  • Dry Skin. It is a very common condition among the diabetic population, but not exclusive to it.
  • Palmar erythema. It is an intense redness on the palms of both hands.
  • Pigmentary purpura. They are stippled spots that appear on the legs, but can spread to other parts of the body. They are orange-brown in color.
  • Lichen planus. They are flat, itchy, purple bumps.
  • Psoriasis. It is a disease in which skin cells accumulate. In this way, they form scales and dry spots that cause itching.
  • Vitiligo. A disease characterized by the loss of pigmentation in irregular areas of the skin.
  • Erysepeliform erythema. There is redness and swelling, looking similar to erysipelas. It is considered a precursor to gangrene.
  • Porphyria cutaneous late. A condition in which there are recurring blisters on areas of the body that are exposed to the sun.

Skin manifestations of diabetes complications

These signs They occur when there are complications in the course of the disease. Within this group are the following conditions.

Macroangiopathy

As such, macroangiopathy is an alteration of the arteries that is considered a severe form of atherosclerosis. In this case, the signs of diabetes that manifest on the skin are cold feet, hair loss, atrophy, shiny skin, etc. It can lead to the formation of ulcers.

Microangiopathy

In this disease, the walls of the small arteries of the heart deteriorate. On the skin, it manifests as diabetic dermopathy, pigmentary purpura, rubeosis faciei, and erythema similar to erysipelas.

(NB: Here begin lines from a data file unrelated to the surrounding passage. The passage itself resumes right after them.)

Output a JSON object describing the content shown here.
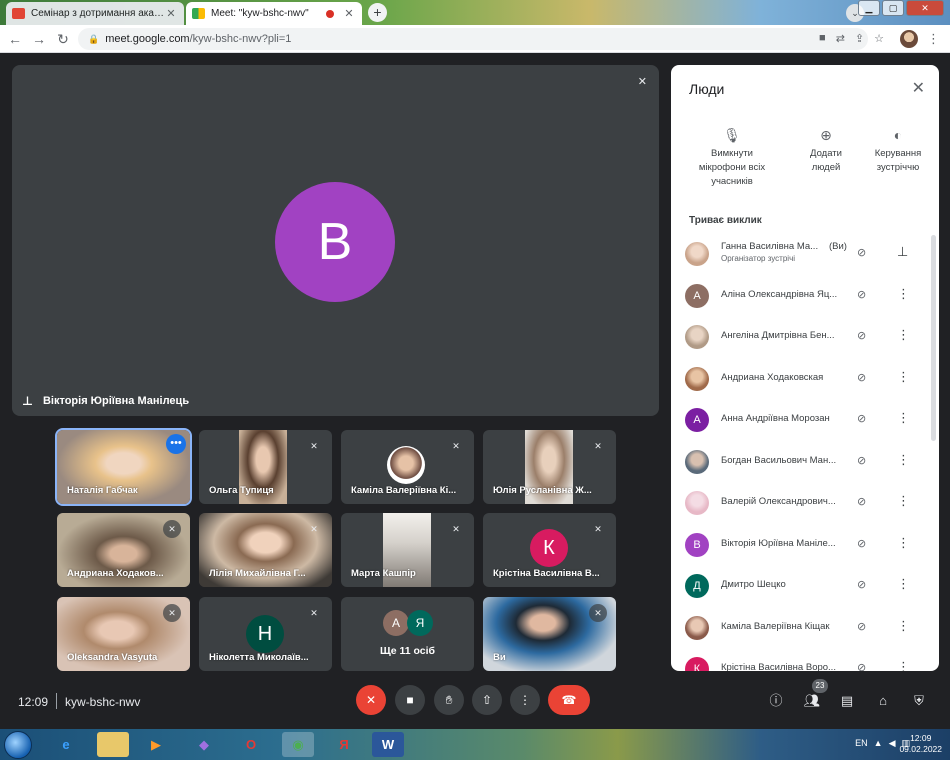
{
  "browser": {
    "tabs": [
      {
        "title": "Семінар з дотримання академічн",
        "favicon_color": "#ea4335",
        "active": false
      },
      {
        "title": "Meet: \"kyw-bshc-nwv\"",
        "favicon_color": "#34a853",
        "active": true,
        "recording": true
      }
    ],
    "new_tab": "+",
    "address": {
      "host": "meet.google.com",
      "path": "/kyw-bshc-nwv?pli=1"
    }
  },
  "main_tile": {
    "avatar_letter": "В",
    "avatar_color": "#a142c2",
    "speaker_name": "Вікторія Юріївна Манілець"
  },
  "tiles": [
    {
      "name": "Наталія Габчак",
      "kind": "photo",
      "colors": [
        "#b7a9a0",
        "#e6cbb5"
      ],
      "speaking": true
    },
    {
      "name": "Ольга Тупиця",
      "kind": "photo",
      "colors": [
        "#8a7560",
        "#d9c2a8"
      ]
    },
    {
      "name": "Каміла Валеріївна Кі...",
      "kind": "round",
      "colors": [
        "#ffffff",
        "#6d4c41"
      ]
    },
    {
      "name": "Юлія Русланівна Ж...",
      "kind": "photo",
      "colors": [
        "#d8d2c8",
        "#9b7f6a"
      ]
    },
    {
      "name": "Андриана Ходаков...",
      "kind": "photo",
      "colors": [
        "#b8ab95",
        "#6d5a49"
      ]
    },
    {
      "name": "Лілія Михайлівна Г...",
      "kind": "photo",
      "colors": [
        "#cdb9a4",
        "#3e3a36"
      ]
    },
    {
      "name": "Марта Кашпір",
      "kind": "photo",
      "colors": [
        "#d5d1cb",
        "#807a74"
      ]
    },
    {
      "name": "Крістіна Василівна В...",
      "kind": "avatar",
      "letter": "К",
      "colors": [
        "#d81b60"
      ]
    },
    {
      "name": "Oleksandra Vasyuta",
      "kind": "photo",
      "colors": [
        "#d9c3b5",
        "#b08a6c"
      ]
    },
    {
      "name": "Ніколетта Миколаїв...",
      "kind": "avatar",
      "letter": "Н",
      "colors": [
        "#004d40"
      ]
    },
    {
      "name": "Ще 11 осіб",
      "kind": "more",
      "letters": [
        "А",
        "Я"
      ],
      "colors": [
        "#8d6e63",
        "#00695c"
      ]
    },
    {
      "name": "Ви",
      "kind": "photo",
      "colors": [
        "#d0d6dc",
        "#2a3a4a"
      ]
    }
  ],
  "people_panel": {
    "title": "Люди",
    "actions": [
      {
        "icon": "mic-off-icon",
        "label": "Вимкнути мікрофони всіх учасників"
      },
      {
        "icon": "add-person-icon",
        "label": "Додати людей"
      },
      {
        "icon": "toggle-icon",
        "label": "Керування зустріччю"
      }
    ],
    "section_label": "Триває виклик",
    "participants": [
      {
        "name": "Ганна Василівна Ма...",
        "you": "(Ви)",
        "role": "Організатор зустрічі",
        "avatar_color": "#c9a38a",
        "photo": true
      },
      {
        "name": "Аліна Олександрівна Яц...",
        "letter": "А",
        "avatar_color": "#8d6e63"
      },
      {
        "name": "Ангеліна Дмитрівна Бен...",
        "avatar_color": "#b09a86",
        "photo": true
      },
      {
        "name": "Андриана Ходаковская",
        "avatar_color": "#a06a4a",
        "photo": true
      },
      {
        "name": "Анна Андріївна Морозан",
        "letter": "А",
        "avatar_color": "#7b1fa2"
      },
      {
        "name": "Богдан Васильович Ман...",
        "avatar_color": "#5a6a7a",
        "photo": true
      },
      {
        "name": "Валерій Олександрович...",
        "avatar_color": "#e7b8c6",
        "photo": true
      },
      {
        "name": "Вікторія Юріївна Маніле...",
        "letter": "В",
        "avatar_color": "#a142c2"
      },
      {
        "name": "Дмитро Шецко",
        "letter": "Д",
        "avatar_color": "#00695c"
      },
      {
        "name": "Каміла Валеріївна Кіщак",
        "avatar_color": "#8a5a4a",
        "photo": true
      },
      {
        "name": "Крістіна Василівна Воро...",
        "letter": "К",
        "avatar_color": "#d81b60"
      }
    ]
  },
  "controls": {
    "time": "12:09",
    "meeting_code": "kyw-bshc-nwv",
    "people_count": "23"
  },
  "taskbar": {
    "lang": "EN",
    "clock_time": "12:09",
    "clock_date": "09.02.2022"
  }
}
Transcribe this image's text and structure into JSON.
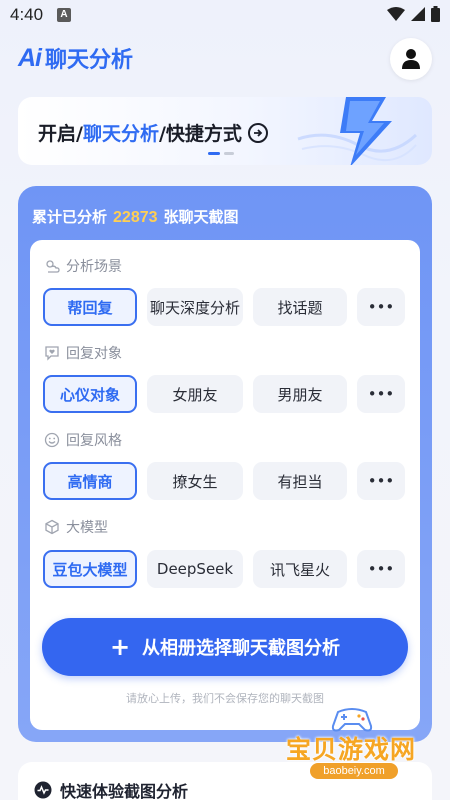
{
  "status_bar": {
    "time": "4:40",
    "badge": "A"
  },
  "header": {
    "logo_mark": "Ai",
    "title": "聊天分析"
  },
  "banner": {
    "prefix": "开启/",
    "highlight": "聊天分析",
    "suffix": "/快捷方式",
    "page_index": 1,
    "page_count": 2
  },
  "stats": {
    "prefix": "累计已分析",
    "count": "22873",
    "suffix": "张聊天截图"
  },
  "sections": [
    {
      "label": "分析场景",
      "icon": "cloud-sun-icon",
      "chips": [
        "帮回复",
        "聊天深度分析",
        "找话题"
      ],
      "selected": 0
    },
    {
      "label": "回复对象",
      "icon": "heart-chat-icon",
      "chips": [
        "心仪对象",
        "女朋友",
        "男朋友"
      ],
      "selected": 0
    },
    {
      "label": "回复风格",
      "icon": "smile-icon",
      "chips": [
        "高情商",
        "撩女生",
        "有担当"
      ],
      "selected": 0
    },
    {
      "label": "大模型",
      "icon": "cube-icon",
      "chips": [
        "豆包大模型",
        "DeepSeek",
        "讯飞星火"
      ],
      "selected": 0
    }
  ],
  "more_label": "•••",
  "cta": {
    "label": "从相册选择聊天截图分析"
  },
  "privacy_note": "请放心上传，我们不会保存您的聊天截图",
  "bottom": {
    "title": "快速体验截图分析"
  },
  "watermark": {
    "text": "宝贝游戏网",
    "domain": "baobeiy.com"
  },
  "colors": {
    "accent": "#2f6bf2",
    "card": "#7397f5",
    "count": "#ffcf53",
    "watermark": "#f6a623"
  }
}
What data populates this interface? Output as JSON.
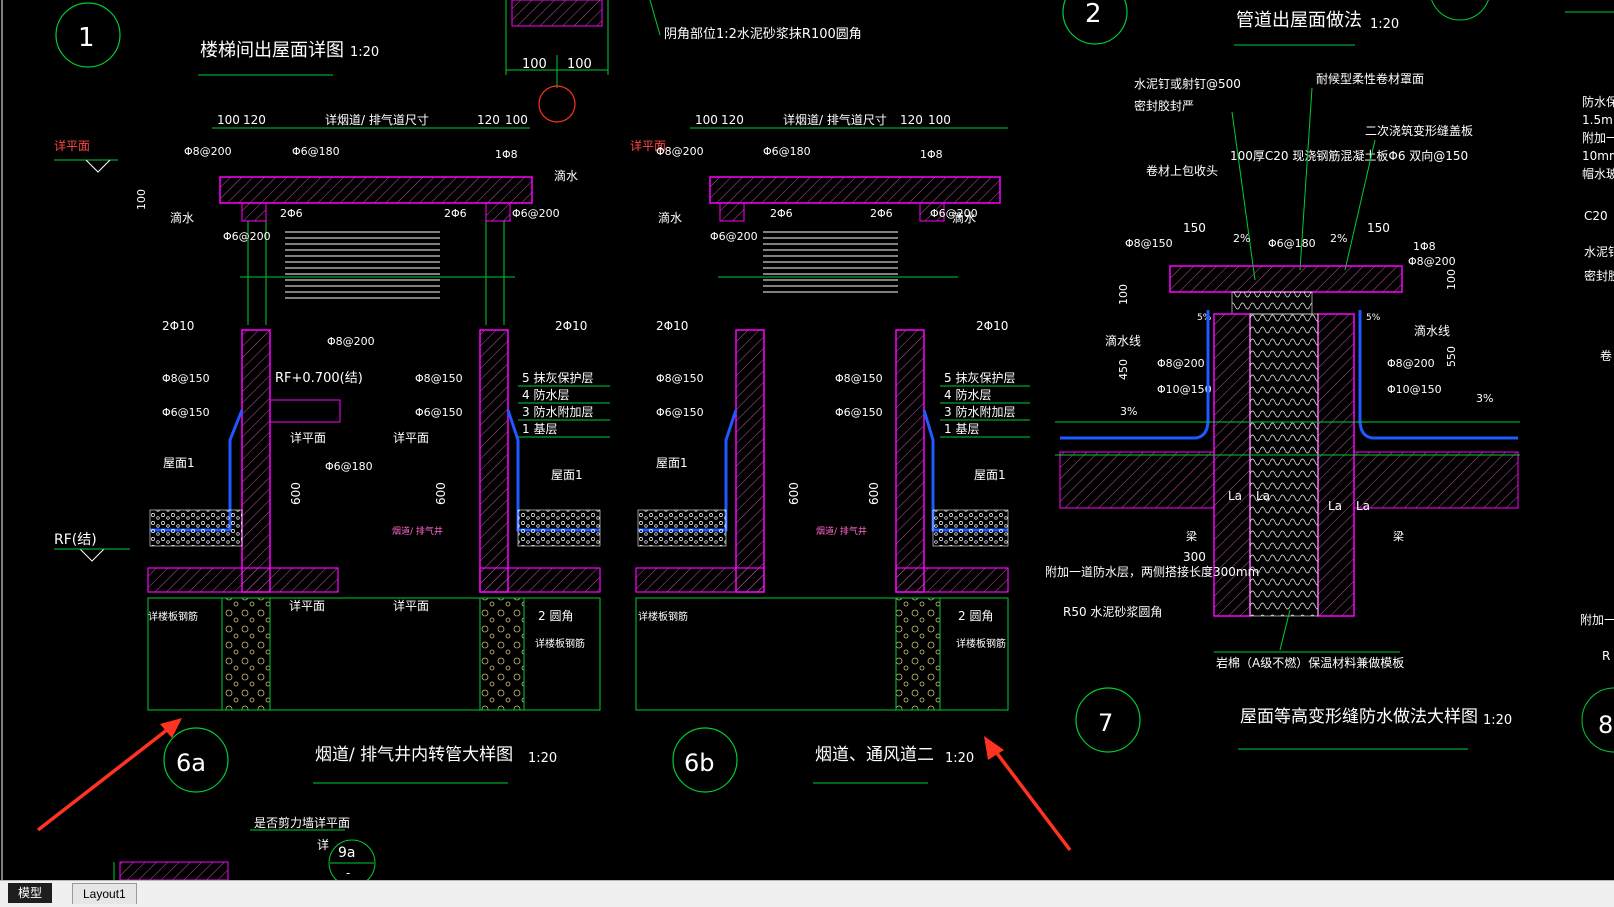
{
  "tabs": {
    "model": "模型",
    "layout1": "Layout1"
  },
  "drawing": {
    "d1": {
      "num": "1",
      "title": "楼梯间出屋面详图",
      "scale": "1:20"
    },
    "d2": {
      "num": "2",
      "title": "管道出屋面做法",
      "scale": "1:20"
    },
    "d6a": {
      "num": "6a",
      "title": "烟道/ 排气井内转管大样图",
      "scale": "1:20"
    },
    "d6b": {
      "num": "6b",
      "title": "烟道、通风道二",
      "scale": "1:20"
    },
    "d7": {
      "num": "7",
      "title": "屋面等高变形缝防水做法大样图",
      "scale": "1:20"
    },
    "d8": {
      "num": "8"
    },
    "d9a": {
      "num": "9a",
      "sub": "-",
      "title": "是否剪力墙详平面",
      "detail": "详"
    },
    "top_note": "阴角部位1:2水泥砂浆抹R100圆角",
    "dim_100": "100",
    "dim_120": "120",
    "dim_flue": "详烟道/ 排气道尺寸",
    "dim_600": "600",
    "plan": "详平面",
    "rf": "RF(结)",
    "rf_elev": "RF+0.700(结)",
    "roof1": "屋面1",
    "flue": "烟道/ 排气井",
    "drip": "滴水",
    "r_phi6_200": "Φ6@200",
    "r_phi6_180": "Φ6@180",
    "r_phi6_150": "Φ6@150",
    "r_phi8_200": "Φ8@200",
    "r_phi8_150": "Φ8@150",
    "r_phi10_150": "Φ10@150",
    "r_1phi8": "1Φ8",
    "r_2phi6": "2Φ6",
    "r_2phi10": "2Φ10",
    "layer5": "5  抹灰保护层",
    "layer4": "4  防水层",
    "layer3": "3  防水附加层",
    "layer1": "1  基层",
    "fillet": "2  圆角",
    "slab_bar": "详楼板钢筋",
    "d7_labels": {
      "nail": "水泥钉或射钉@500",
      "seal": "密封胶封严",
      "cap": "耐候型柔性卷材罩面",
      "cover": "二次浇筑变形缝盖板",
      "slab": "100厚C20 现浇钢筋混凝土板Φ6 双向@150",
      "wrap": "卷材上包收头",
      "drip_line": "滴水线",
      "slope": "2%",
      "slope3": "3%",
      "slope5": "5%",
      "d150": "150",
      "d100": "100",
      "d450": "450",
      "d550": "550",
      "d300": "300",
      "la": "La",
      "beam": "梁",
      "extra": "附加一道防水层，两侧搭接长度300mm",
      "r50": "R50 水泥砂浆圆角",
      "rockwool": "岩棉（A级不燃）保温材料兼做模板"
    },
    "right_edge": [
      "防水保",
      "1.5m",
      "附加一",
      "10mm",
      "帽水玻",
      "C20",
      "水泥钉",
      "密封胶",
      "卷",
      "附加一",
      "R"
    ]
  },
  "colors": {
    "bg": "#000000",
    "line": "#00ff00",
    "text": "#ffffff",
    "hatch": "#ff00ff",
    "water": "#1e5aff",
    "arrow": "#ff3322",
    "fill": "#3a1420"
  }
}
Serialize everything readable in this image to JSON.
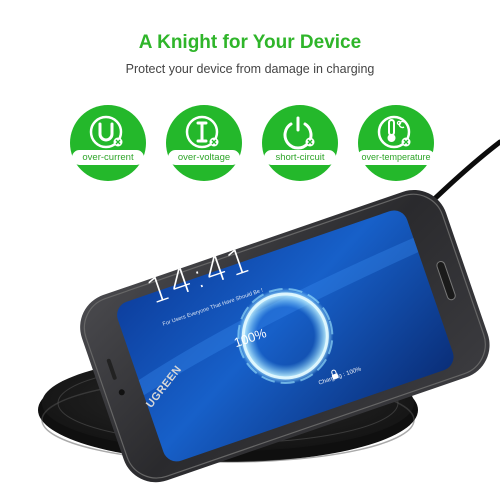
{
  "header": {
    "title": "A Knight for Your Device",
    "subtitle": "Protect your device from damage in charging"
  },
  "features": [
    {
      "label": "over-current",
      "icon": "over-current-icon"
    },
    {
      "label": "over-voltage",
      "icon": "over-voltage-icon"
    },
    {
      "label": "short-circuit",
      "icon": "short-circuit-icon"
    },
    {
      "label": "over-temperature",
      "icon": "over-temperature-icon"
    }
  ],
  "product": {
    "brand": "UGREEN",
    "screen": {
      "clock": "14:41",
      "lock_message": "For Users Everyone That Have Should Be !",
      "battery_percent": "100%",
      "charging_status": "Charging : 100%"
    }
  },
  "colors": {
    "accent_green": "#24b82b",
    "title_green": "#2fb52a",
    "pad_black": "#1b1b1b",
    "screen_blue": "#1760c9"
  }
}
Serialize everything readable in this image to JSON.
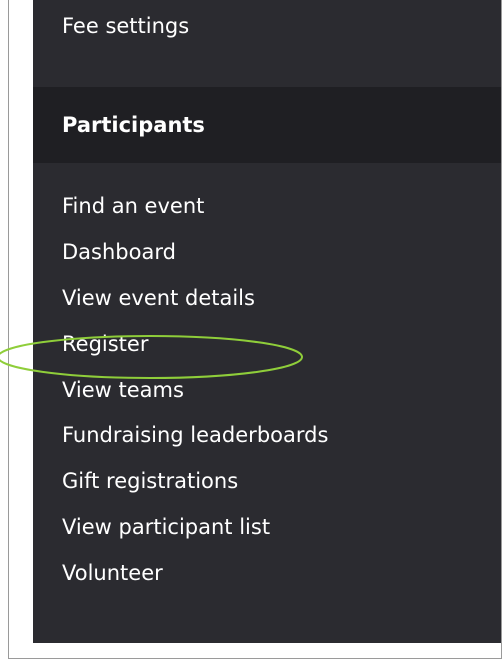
{
  "menu": {
    "previous_item": "Fee settings",
    "section_title": "Participants",
    "items": [
      {
        "label": "Find an event"
      },
      {
        "label": "Dashboard"
      },
      {
        "label": "View event details"
      },
      {
        "label": "Register"
      },
      {
        "label": "View teams"
      },
      {
        "label": "Fundraising leaderboards"
      },
      {
        "label": "Gift registrations"
      },
      {
        "label": "View participant list"
      },
      {
        "label": "Volunteer"
      }
    ]
  },
  "colors": {
    "panel_background": "#2b2b30",
    "section_header_background": "#1f1f23",
    "text": "#ffffff",
    "highlight_ellipse": "#8fce3a"
  }
}
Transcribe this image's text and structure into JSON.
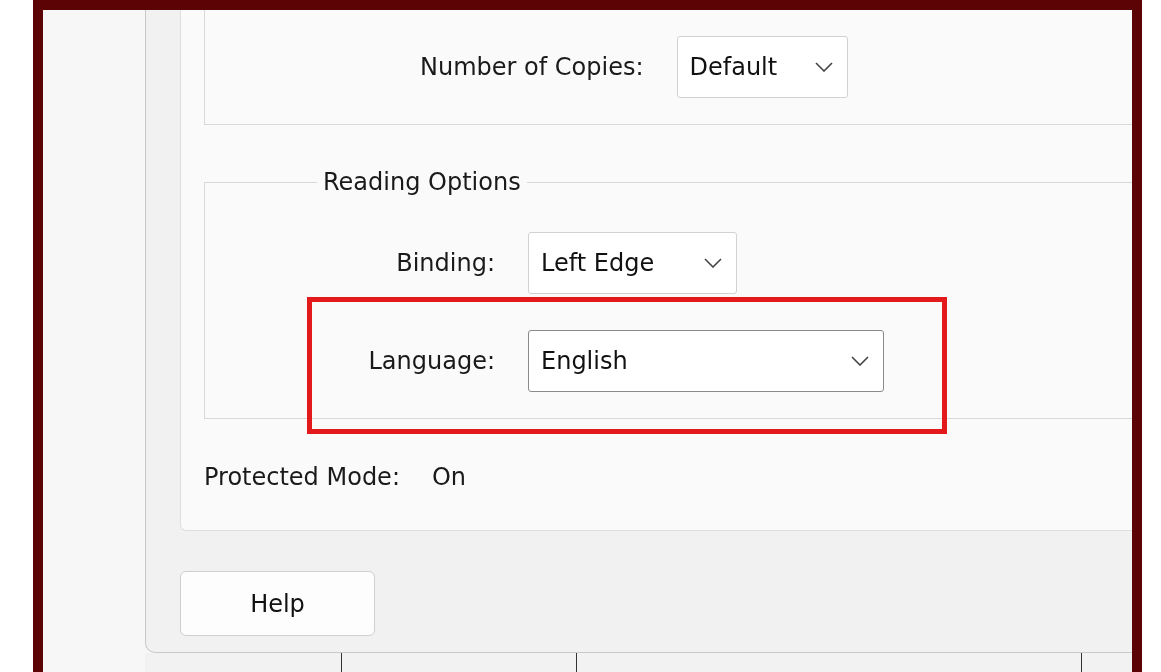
{
  "copies": {
    "label": "Number of Copies:",
    "value": "Default"
  },
  "reading_options": {
    "title": "Reading Options",
    "fields": [
      {
        "label": "Binding:",
        "value": "Left Edge",
        "highlighted": false
      },
      {
        "label": "Language:",
        "value": "English",
        "highlighted": true
      }
    ]
  },
  "protected_mode": {
    "label": "Protected Mode:",
    "value": "On"
  },
  "buttons": [
    "Help"
  ]
}
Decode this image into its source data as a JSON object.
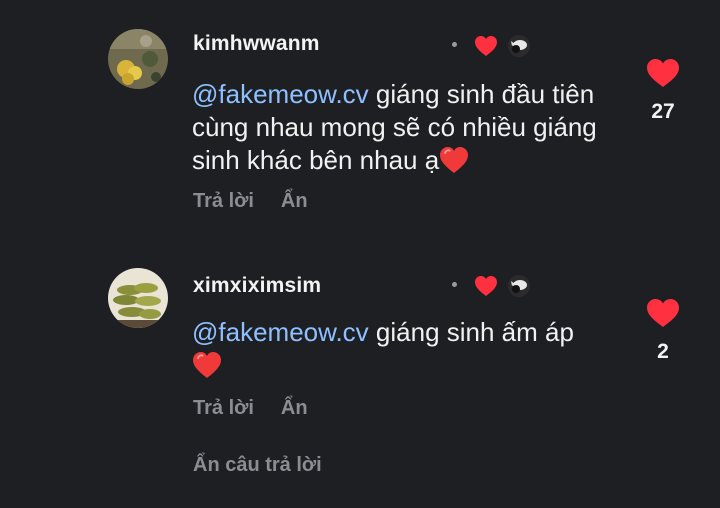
{
  "comments": [
    {
      "username": "kimhwwanm",
      "mention": "@fakemeow.cv",
      "text": " giáng sinh đầu tiên cùng nhau mong sẽ có nhiều giáng sinh khác bên nhau ạ",
      "trailing_emoji": "red-heart",
      "reply_label": "Trả lời",
      "hide_label": "Ẩn",
      "like_count": "27",
      "author_liked": true
    },
    {
      "username": "ximxiximsim",
      "mention": "@fakemeow.cv",
      "text": " giáng sinh ấm áp ",
      "trailing_emoji": "red-heart",
      "reply_label": "Trả lời",
      "hide_label": "Ẩn",
      "like_count": "2",
      "author_liked": true
    }
  ],
  "hide_replies_label": "Ẩn câu trả lời",
  "colors": {
    "background": "#1e1f23",
    "mention": "#8ec0ff",
    "heart": "#ff3040",
    "muted": "#8c8c92"
  }
}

Diabetic neuropathy

It corresponds to the neurological damage that can occur as a result of diabetes mellitus. Some of the manifestations of this pathology at the skin level are heat intolerance, redness, decreased sensitivity, burning in the legs (especially at night), etc.

Diabetic foot syndrome

It is one of the most common complications in diabetic patients. Refers to the ulceration or destruction of the deep tissues of the foot, including bones. The lesion is almost always circular and progresses slowly. Sometimes the ulcers become infected and form deep abscesses, which is serious.

Skin infections

They are present in a percentage of between 20 and 50% of diabetic patients. These infections can be of two types:

  • Fungal infections. Among them are candidiasis, dermatophytosis, onychomycosis, mucormycosis and blastomycosis.
  • Bacterial infections. They include impetigo, erysipelas, folliculitis, anthrax, furunculosis, styes, ecthyma, eristrasma, malignant external otitis, and pseudomonas aeruginosa.

Skin manifestations derived from treatment

They are considered an effect or reaction to drugs used to treat diabetes. It includes the following:

  • Metformin. It is an antidiabetic medication that can cause various skin problems such as rash, itching, hives, erythema, psoriasiform rash, erythema multiforme exudative and leukocytoclastic vasculitis.
  • Insulin. There are reports of allergic reaction with urticaria in 1% of patients.

Faced with signs, go to the doctor

Visit the doctor in front of the appearance of any of these signs of diabetes.

The signs of diabetes that appear on the skin are, in principle, harmless. However, this disease makes even simple dermatological problems become complicated at any given moment. For the same, any skin condition should be consulted and treated as indicated by the doctor.

These manifestations on the skin also serve as indicators or markers of both diabetes mellitus and possible complications. The appropriate thing then is to pay close attention to them.